Culture The vibrant song and dance traditions of varied tribes of this African country are linked to their customs and mores. Aruna Chandaraju
The spirited movements, rhythmic clapping, sonorous songs, and flamboyant clothes and jewellery held us in thrall. The women of the Samburu tribe of Kenya were giving a dance and music demonstration. Their vivid attire and ornaments were a contrast to the barren, dusty land in the background. The women’s neckwear were the delicately strung, richly-hued beads that covered the entire chest. Two of the women wore beaded headbands.
A pair of women with lithe bodies moved out of the line and began dancing in a circle, their necklaces bobbing as they moved back and forth in a skipping movement. The two retreat to the circle to be replaced by another pair.
The men’s dance was more vigorous and their singing more full-throated. They jumped, in what seemed like a competition, to see who could jump higher. Moving into the inner area from the outer circle, they would leap vertically into the air, their heads held high. Attired in a riot of colours and richly ornamented, they often danced like this to impress the young girls.
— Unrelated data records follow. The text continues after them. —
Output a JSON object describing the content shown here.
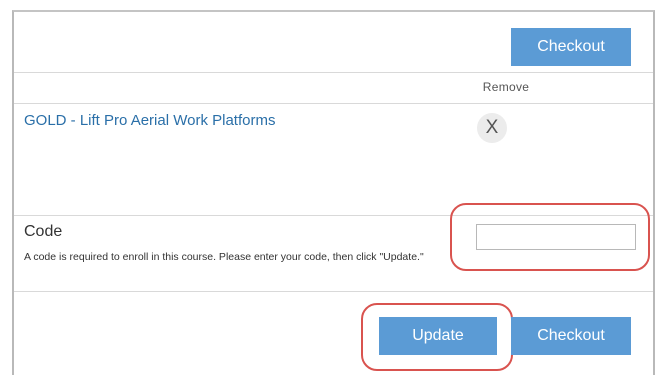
{
  "cart": {
    "checkout_label": "Checkout",
    "remove_header": "Remove",
    "course_title": "GOLD - Lift Pro Aerial Work Platforms",
    "remove_symbol": "X"
  },
  "code_section": {
    "label": "Code",
    "help_text": "A code is required to enroll in this course. Please enter your code, then click \"Update.\"",
    "input_value": "",
    "input_placeholder": ""
  },
  "actions": {
    "update_label": "Update",
    "checkout_label": "Checkout"
  },
  "colors": {
    "button_blue": "#5b9bd5",
    "link_blue": "#2a6fa8",
    "highlight_red": "#d9534f"
  }
}
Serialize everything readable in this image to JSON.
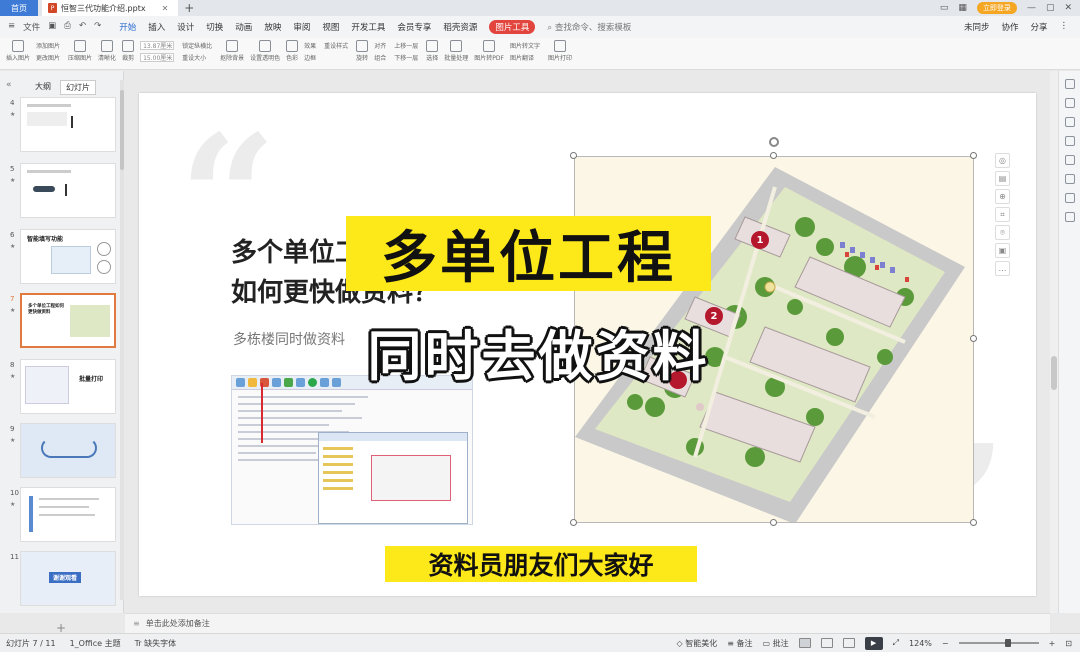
{
  "titlebar": {
    "home": "首页",
    "doc_tab": "恒智三代功能介绍.pptx",
    "login": "立即登录"
  },
  "menubar": {
    "file": "文件",
    "items": [
      "开始",
      "插入",
      "设计",
      "切换",
      "动画",
      "放映",
      "审阅",
      "视图",
      "开发工具",
      "会员专享",
      "稻壳资源"
    ],
    "picture_tools": "图片工具",
    "search": "查找命令、搜索模板",
    "sync": "未同步",
    "collab": "协作",
    "share": "分享"
  },
  "ribbon": {
    "labels": [
      "插入图片",
      "添加图片",
      "更改图片",
      "压缩图片",
      "清晰化",
      "裁剪",
      "13.87厘米",
      "15.00厘米",
      "锁定纵横比",
      "重设大小",
      "抠除背景",
      "设置透明色",
      "色彩",
      "效果",
      "边框",
      "重设样式",
      "旋转",
      "对齐",
      "组合",
      "上移一层",
      "下移一层",
      "选择",
      "批量处理",
      "图片转PDF",
      "图片转文字",
      "图片翻译",
      "图片打印"
    ]
  },
  "left_panel": {
    "tabs": [
      "大纲",
      "幻灯片"
    ],
    "slides": [
      {
        "num": "4",
        "title": "",
        "active": false
      },
      {
        "num": "5",
        "title": "",
        "active": false
      },
      {
        "num": "6",
        "title": "智能填写功能",
        "active": false
      },
      {
        "num": "7",
        "title": "多个单位工程如何更快做资料",
        "active": true
      },
      {
        "num": "8",
        "title": "批量打印",
        "active": false
      },
      {
        "num": "9",
        "title": "",
        "active": false
      },
      {
        "num": "10",
        "title": "",
        "active": false
      },
      {
        "num": "11",
        "title": "谢谢观看",
        "active": false
      }
    ]
  },
  "slide": {
    "title": "多个单位工程\n如何更快做资料？",
    "subtitle": "多栋楼同时做资料",
    "markers": [
      "1",
      "2"
    ]
  },
  "overlay": {
    "banner_top": "多单位工程",
    "banner_bottom": "同时去做资料",
    "caption": "资料员朋友们大家好"
  },
  "notes": {
    "placeholder": "单击此处添加备注"
  },
  "statusbar": {
    "slide_counter": "幻灯片 7 / 11",
    "theme": "1_Office 主题",
    "missing_font": "缺失字体",
    "beautify": "智能美化",
    "notes": "备注",
    "comments": "批注",
    "zoom": "124%"
  },
  "colors": {
    "accent_yellow": "#fde81a",
    "active_tab_red": "#e1453d",
    "home_blue": "#3d7bd6",
    "map_bg": "#fbf6e6"
  }
}
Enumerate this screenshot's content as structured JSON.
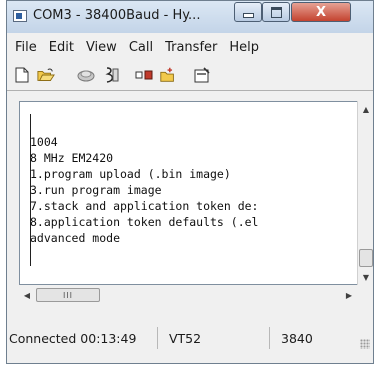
{
  "window": {
    "title": "COM3 - 38400Baud - Hy...",
    "close_glyph": "X"
  },
  "menu": {
    "items": [
      "File",
      "Edit",
      "View",
      "Call",
      "Transfer",
      "Help"
    ]
  },
  "toolbar": {
    "icons": [
      "new-icon",
      "open-icon",
      "disconnect-icon",
      "call-icon",
      "send-receive-icon",
      "new-connection-icon",
      "properties-icon"
    ]
  },
  "terminal": {
    "lines": [
      "1004",
      "8 MHz EM2420",
      "1.program upload (.bin image)",
      "3.run program image",
      "7.stack and application token de:",
      "8.application token defaults (.el",
      "advanced mode"
    ]
  },
  "scrollbars": {
    "horizontal_thumb_grip": "III"
  },
  "status": {
    "connection": "Connected 00:13:49",
    "emulation": "VT52",
    "speed": "3840"
  }
}
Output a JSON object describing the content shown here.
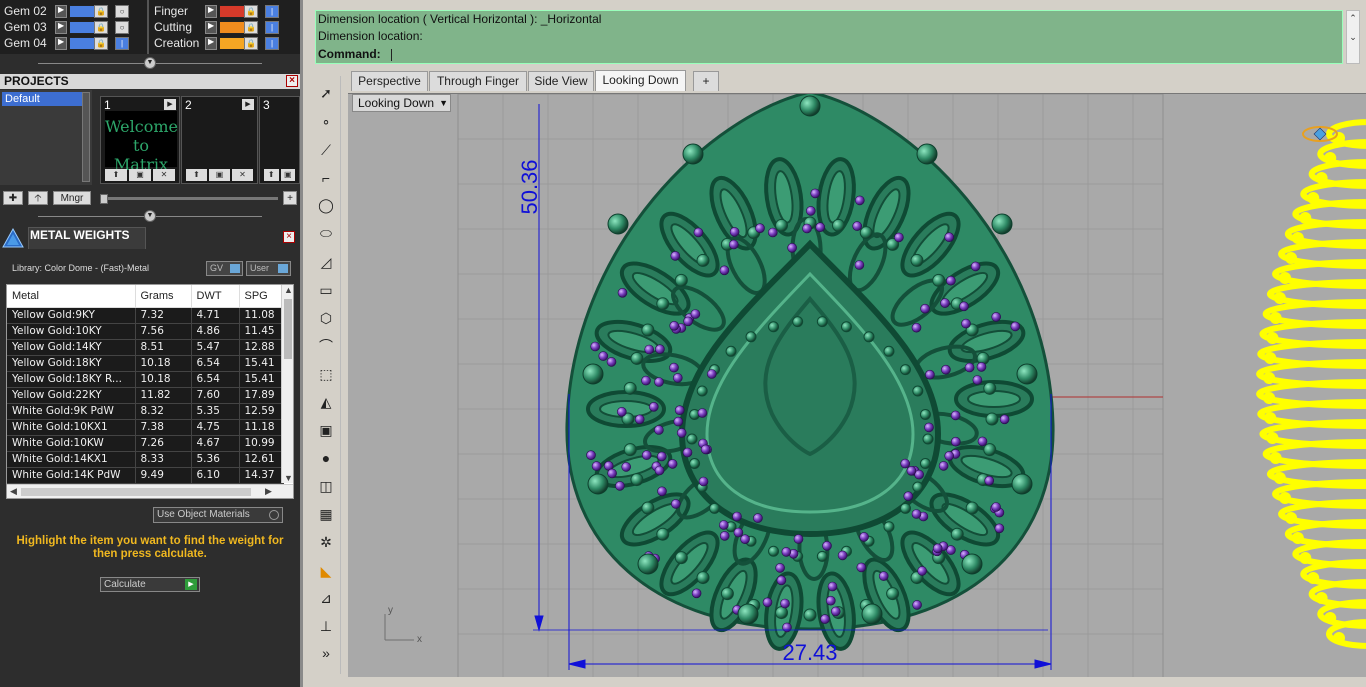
{
  "layers": [
    {
      "name": "Gem 02",
      "color": "#4a7fe0"
    },
    {
      "name": "Gem 03",
      "color": "#4a7fe0"
    },
    {
      "name": "Gem 04",
      "color": "#4a7fe0"
    },
    {
      "name": "Finger",
      "color": "#d63a2a"
    },
    {
      "name": "Cutting",
      "color": "#f08c1e"
    },
    {
      "name": "Creation",
      "color": "#f5a623"
    }
  ],
  "projects": {
    "title": "PROJECTS",
    "list": [
      "Default"
    ],
    "slots": [
      {
        "num": "1",
        "thumb_text": "Welcome to Matrix"
      },
      {
        "num": "2",
        "thumb_text": ""
      },
      {
        "num": "3",
        "thumb_text": ""
      }
    ],
    "mngr_label": "Mngr"
  },
  "metal_weights": {
    "title": "METAL WEIGHTS",
    "library": "Library: Color Dome - (Fast)-Metal",
    "gv_label": "GV",
    "user_label": "User",
    "columns": [
      "Metal",
      "Grams",
      "DWT",
      "SPG"
    ],
    "rows": [
      [
        "Yellow Gold:9KY",
        "7.32",
        "4.71",
        "11.08"
      ],
      [
        "Yellow Gold:10KY",
        "7.56",
        "4.86",
        "11.45"
      ],
      [
        "Yellow Gold:14KY",
        "8.51",
        "5.47",
        "12.88"
      ],
      [
        "Yellow Gold:18KY",
        "10.18",
        "6.54",
        "15.41"
      ],
      [
        "Yellow Gold:18KY R...",
        "10.18",
        "6.54",
        "15.41"
      ],
      [
        "Yellow Gold:22KY",
        "11.82",
        "7.60",
        "17.89"
      ],
      [
        "White Gold:9K PdW",
        "8.32",
        "5.35",
        "12.59"
      ],
      [
        "White Gold:10KX1",
        "7.38",
        "4.75",
        "11.18"
      ],
      [
        "White Gold:10KW",
        "7.26",
        "4.67",
        "10.99"
      ],
      [
        "White Gold:14KX1",
        "8.33",
        "5.36",
        "12.61"
      ],
      [
        "White Gold:14K PdW",
        "9.49",
        "6.10",
        "14.37"
      ]
    ],
    "use_object_materials": "Use Object Materials",
    "hint": "Highlight the item you want to find the weight for then press calculate.",
    "calculate": "Calculate"
  },
  "command": {
    "line1": "Dimension location ( Vertical  Horizontal ): _Horizontal",
    "line2": "Dimension location:",
    "prompt": "Command:"
  },
  "viewport_tabs": [
    "Perspective",
    "Through Finger",
    "Side View",
    "Looking Down",
    "+"
  ],
  "active_tab": "Looking Down",
  "viewport_label": "Looking Down",
  "dimensions": {
    "vertical": "50.36",
    "horizontal": "27.43"
  },
  "axes": {
    "x": "x",
    "y": "y"
  },
  "colors": {
    "model": "#2e8a65",
    "gems": "#7a3fc0",
    "dimension": "#1010d8",
    "command_bg": "#80b48a",
    "selection": "#ffff00"
  }
}
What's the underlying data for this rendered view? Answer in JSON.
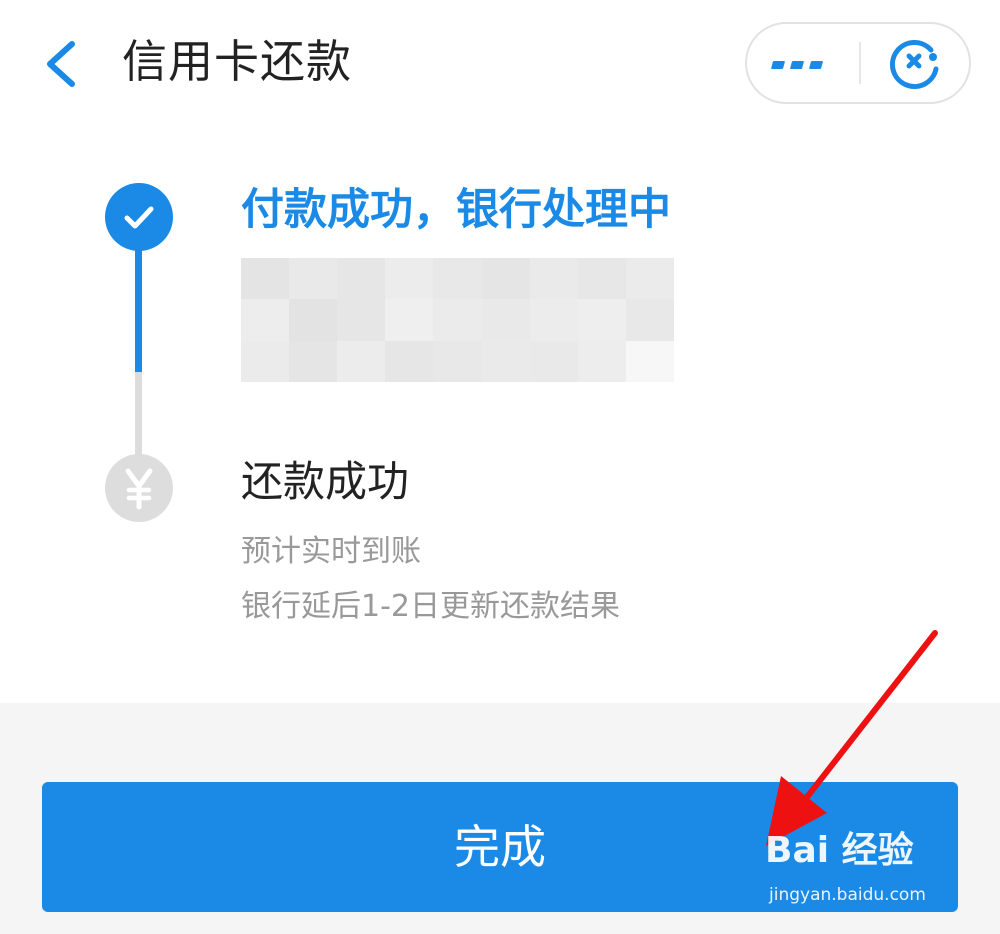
{
  "header": {
    "title": "信用卡还款",
    "back_icon": "chevron-left-icon",
    "more_icon": "more-dots-icon",
    "close_icon": "close-circle-icon"
  },
  "steps": [
    {
      "status": "done",
      "icon": "check-icon",
      "title": "付款成功，银行处理中"
    },
    {
      "status": "pending",
      "icon": "yen-icon",
      "title": "还款成功",
      "desc_line1": "预计实时到账",
      "desc_line2": "银行延后1-2日更新还款结果"
    }
  ],
  "done_button": {
    "label": "完成"
  },
  "watermark": {
    "logo_text": "Bai 经验",
    "url": "jingyan.baidu.com"
  },
  "colors": {
    "accent": "#1a8ae6",
    "pending_gray": "#dddddd",
    "annotation_red": "#ee1111"
  }
}
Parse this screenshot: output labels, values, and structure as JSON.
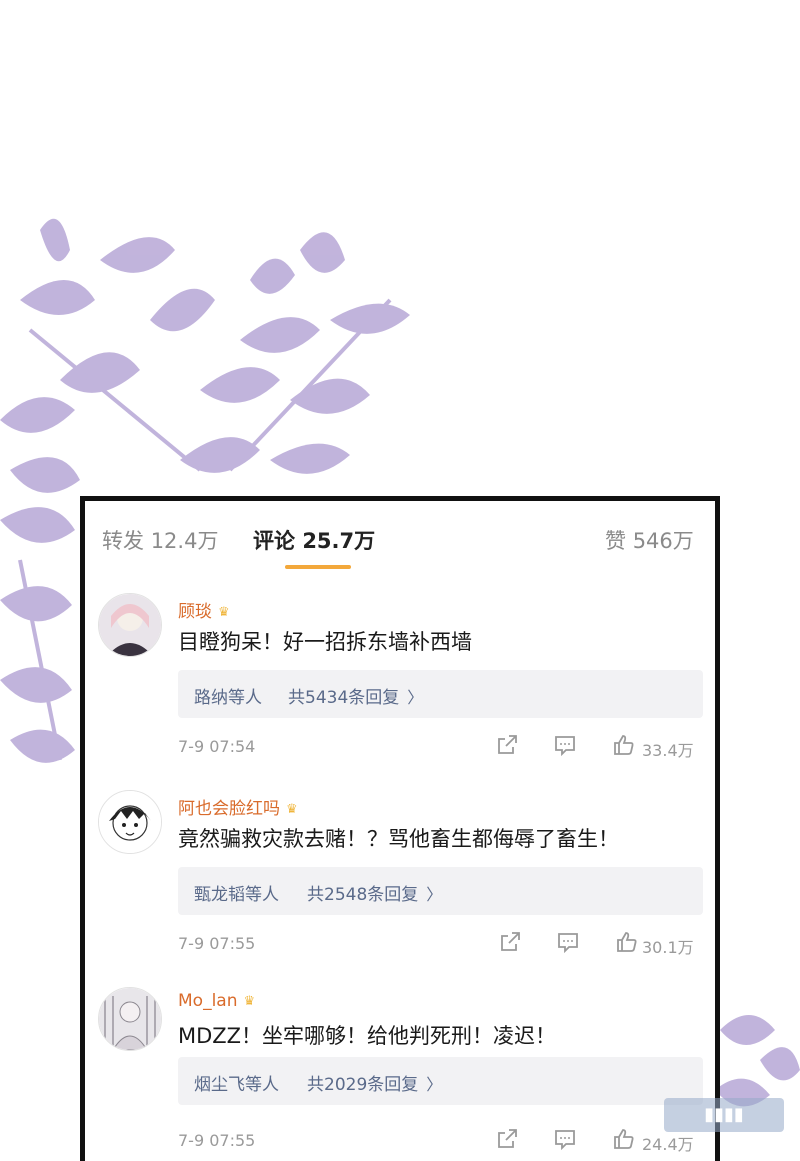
{
  "tabs": {
    "repost_label": "转发",
    "repost_count": "12.4万",
    "comments_label": "评论",
    "comments_count": "25.7万",
    "likes_label": "赞",
    "likes_count": "546万"
  },
  "comments": [
    {
      "user": "顾琰",
      "text": "目瞪狗呆！好一招拆东墙补西墙",
      "reply_users": "路纳等人",
      "reply_count": "共5434条回复",
      "time": "7-9 07:54",
      "likes": "33.4万"
    },
    {
      "user": "阿也会脸红吗",
      "text": "竟然骗救灾款去赌！？骂他畜生都侮辱了畜生！",
      "reply_users": "甄龙韬等人",
      "reply_count": "共2548条回复",
      "time": "7-9 07:55",
      "likes": "30.1万"
    },
    {
      "user": "Mo_lan",
      "text": "MDZZ！坐牢哪够！给他判死刑！凌迟！",
      "reply_users": "烟尘飞等人",
      "reply_count": "共2029条回复",
      "time": "7-9 07:55",
      "likes": "24.4万"
    }
  ],
  "icons": {
    "share": "share-icon",
    "comment": "comment-icon",
    "like": "thumbs-up-icon",
    "crown": "crown-badge-icon",
    "chevron": "chevron-right-icon"
  },
  "colors": {
    "leaf": "#b7a7d6",
    "username": "#d96b2b",
    "tab_underline": "#f3a83b",
    "reply_text": "#5a6a8a",
    "reply_bg": "#f2f2f4"
  }
}
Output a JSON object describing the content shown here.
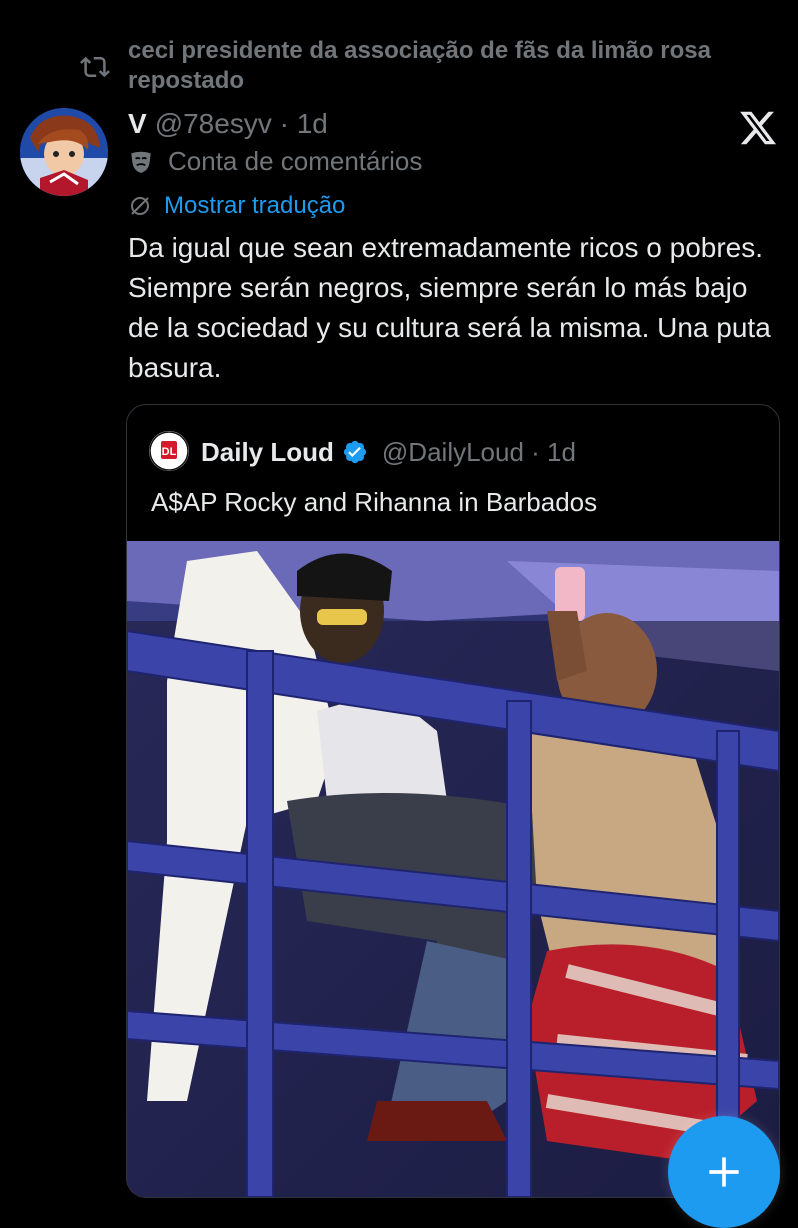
{
  "repost": {
    "text": "ceci presidente da associação de fãs da limão rosa repostado",
    "icon": "repost-icon"
  },
  "tweet": {
    "name": "V",
    "handle_time": "@78esyv · 1d",
    "label": "Conta de comentários",
    "translate": "Mostrar tradução",
    "text": "Da igual que sean extremadamente ricos o pobres. Siempre serán negros, siempre serán lo más bajo de la sociedad y su cultura será la misma. Una puta basura."
  },
  "quote": {
    "name": "Daily Loud",
    "handle_time": "@DailyLoud · 1d",
    "text": "A$AP Rocky and Rihanna in Barbados",
    "verified": true
  },
  "fab": {
    "label": "+"
  },
  "colors": {
    "background": "#000000",
    "text": "#e7e9ea",
    "muted": "#71767b",
    "accent": "#1d9bf0"
  }
}
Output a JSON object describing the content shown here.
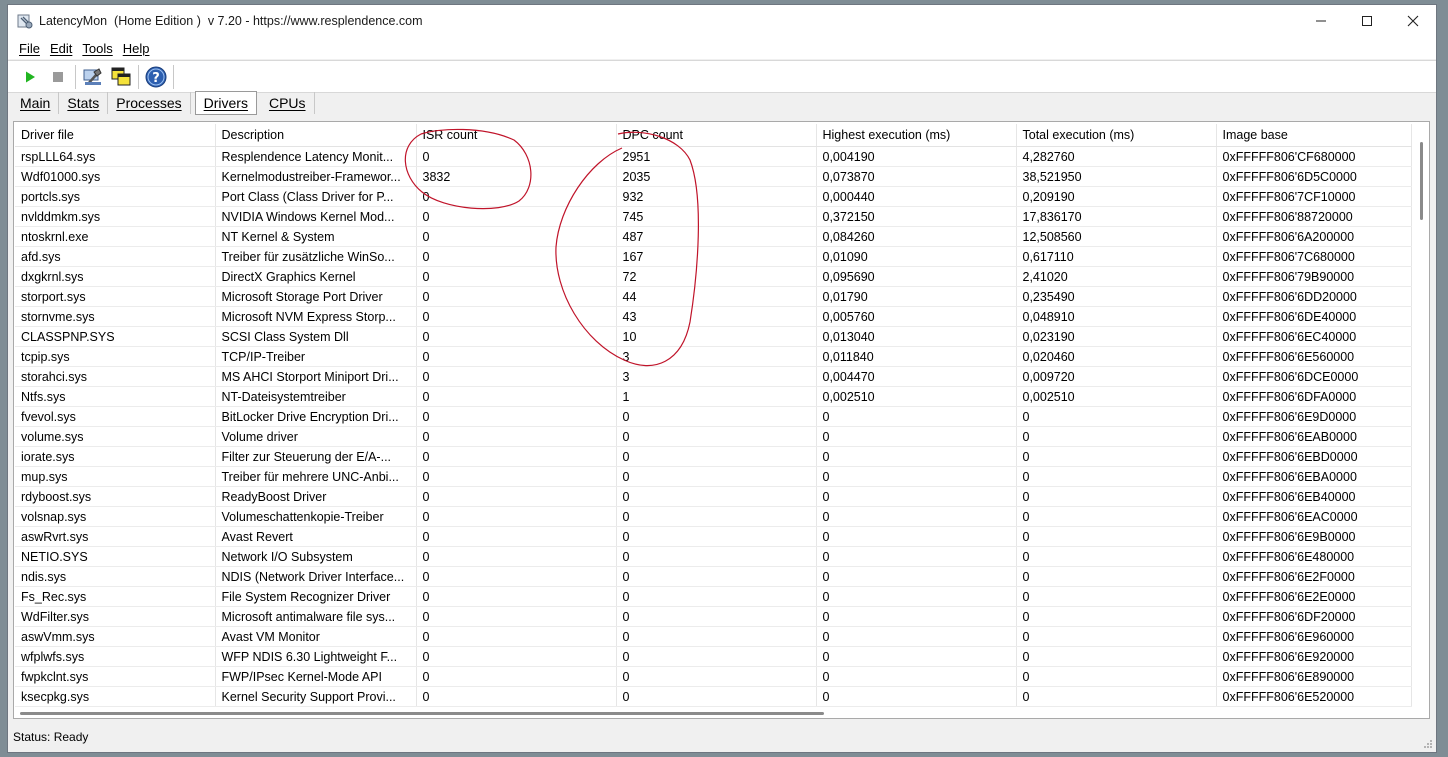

The Samburu used no instruments, not even drums. Their music was created by the clapping and singing. And they danced with joy. Nothing - neither the searing midday heat nor the dust and dryness - seemed to affect them.
Watching centuries-old traditions untouched by outside influences was as heartening as it was fascinating. But how long can they be preserved? Especially since the tribes are slowly embracing the many changes in a bid to improve their livelihood. It seems there is hope. Many tribes, especially the Samburu and Masai, are proud of the traditions and culture of their forefathers –– and preserve them lovingly, and revel in showcasing them whenever they can to outsiders.
Apparently, the rich and vibrant music and dance traditions of Kenya have been drawn from many sources. Most of the nomadic and semi-nomadic tribes of the country have some common features such as the use of songs and chants, particularly among the groups that speak Maa. The Maa languages are a closely linked group of Eastern Nilotic languages spoken in several parts of Kenya.
Intrinsically connected to the cultural mores and societal customs, the country’s traditional dance and music are more than a collection of melodies and rhythms. It is an integral part of many ceremonies that take place at different stages of a person’s life in Kenya, especially among the tribals. So, there is often a context, an event, or rite of passage which invests the dance and music with meaning.
These become expressions of many other aspects of life. For example, the body ornaments indicate a person’s social status. The young men's leaping dances are a part of a courtship ritual to impress shy, young girls.
Nature, flora and fauna of Kenya have influenced life and the arts. So, a widely known Masai ceremonial/victory song is the ‘Engilakinoto,’ which is sung after a successful lion hunt It is accompanied by a dance complete with the characteristic leaps.
Drums (ngomas) and other percussion instruments, flutes made of reeds, stringed instruments including Nyatiti (a lyre-like instrument with a soft, tranquil sound), bells and horns, are a major part of the music. Drums are central to most African music and dance traditions, especially the elaborate ritual dances.
With or without the accompaniment of instruments, the traditional dances of Kenya are captivating spectacles. Western Kenya's Luhya has a distinctive dance style called Sikuti, which is vigorous and is usually performed by men and women paired together, and the performance is accompanied by long horns, several drums, whistles and bells.
The Kamba people have an energetic, acrobatic style of dancing. Both Kamba and Chuka use a long drum which slopes forward towards the ground and is clasped between the legs.
A popular form is Taraab. This is a unique style of music, which uses soulful Swahili lyrics (largely), and draws from African percussion as well as Arabic rhythms. It has been evolving over the years and the modern version includes influences from various sources including Bollywood and Bhangra music and moves!
A great deal of western influence is seen today on Kenya's contemporary music scene. Reggae, rap, hip-hop, rhythm and blues… you can see them in modern Kenya's music performances. Congolese pop and Linga are widely popular forms of today, while gospel and choral music too have their place.